Real estate investors who have been battered by the 2007 financial crisis and subsequent recession have become increasingly frustrated with buying traditional property assets. Yet they remain in no man’s land when making attempts to revive their fortune. To the contrary, investors who have successfully survived the financial crisis, knows that in times of economic turmoil, they must jump ship to stay afloat. As traditional property assets lose their appeal, it is time to look elsewhere. Generally, the average investors typically tend to sit back and wait for the next big booming economic wave. Whereas, savvy property investors spend time creating that new wave in a safe boat.
During the rubble (or collapsed economic cycle 2007-2012), reallionaires have been switching to new property sectors, in particular, green real estate, whilst novices are still buying traditional assets. This newly emerging property sector, green real estate (GRE) may be defined as a convergence between green technology and the reinvention of ageing property assets, such as, car parks reinvented into solar car parks or EV recharging stations. The green property sector consists of property assets, such as, solar farms, agro-fuel estates, landfill gas sites, energy from waste facilities, solar car parks and bio-fuel plantations to name just a few. An astonishing US$211 billion was invested in this asset class in 2010, up by US$51b on its 2009 figures. As a result, green property is the most highly sort after property asset among reallionaires and there are some lucrative reasons why.
For starters, reallionaires are putting their money into the green real estate sector because it has pulling power when it comes to attracting capital. Not only are the World Bank and Sovereign wealth funds lending millions to developers and owners of green property projects, but many financial institutions and private equity firms are also throwing cash at developers of such property assets. As reported in various UK’s Newspapers, property tycoon, Vincent Tchenquiz through his acquisition vehicle, Consensus Group, raised over £71 million from sovereign wealth funds and institutional investors to acquire and develop solar farms, wind farms and bio-fuel refineries in South Africa. Likewise, in 2010, Vattenfall secure £150m from the European Investment Bank to develop a wind farm in Thurness Point, Kent UK.

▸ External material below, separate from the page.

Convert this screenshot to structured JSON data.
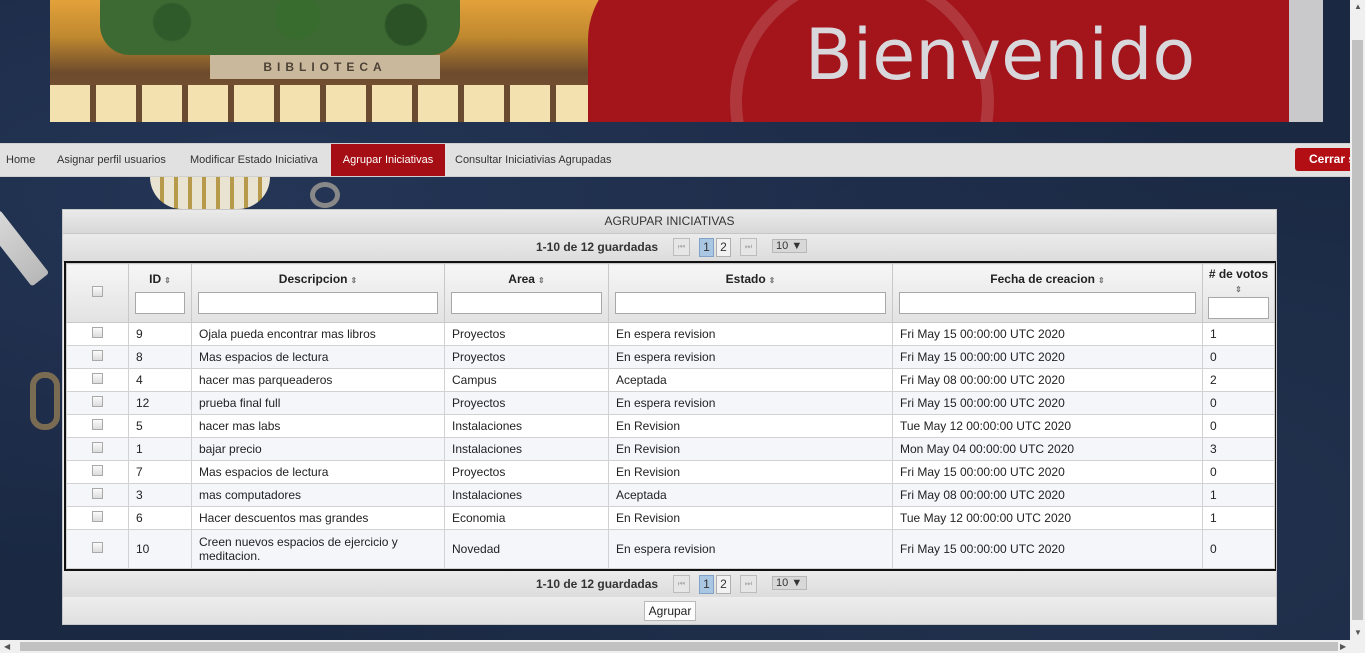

Another reason why reallionaires are adding GRE assets to their property portfolio is due to the knowledge that it attracts near zero taxes and other types of investment incentives. It is now common knowledge, that the acquisition of green real estate is largely a tax free investment. Under Governments’ legislation in the UK and Europe, investors operating in the GRE sector pay less taxes, in comparison to their counterparts investing in mainstream commercial property. Additionally, capital gains tax is waived on most green property assets, such as, recycling centres. Further, other benefits reallionaires accrue from buying GRE, include, tax rebate, tax credit, carbon credit, Government loan guarantees, grants and feed-in-tariffs. Such incentives and promotional policies helped in making this sector recession proof over the last five years.
Third, but not last, reallionaies are in love with green property assets because, unlike other assets, it offers property investors three to four sources of income. Generally most property assets give investors a rental income (depending on the type of owner structure used). Nevertheless, in addition to rental income, GRE provides investors with carbon credit income and feed in tariff income. Reallionaires become mega rich by acquiring high performing assets that provide them with multiple streams of income. To this end, it is abundantly clear why reallionaires and other super rich investors are chasing green real estate assets.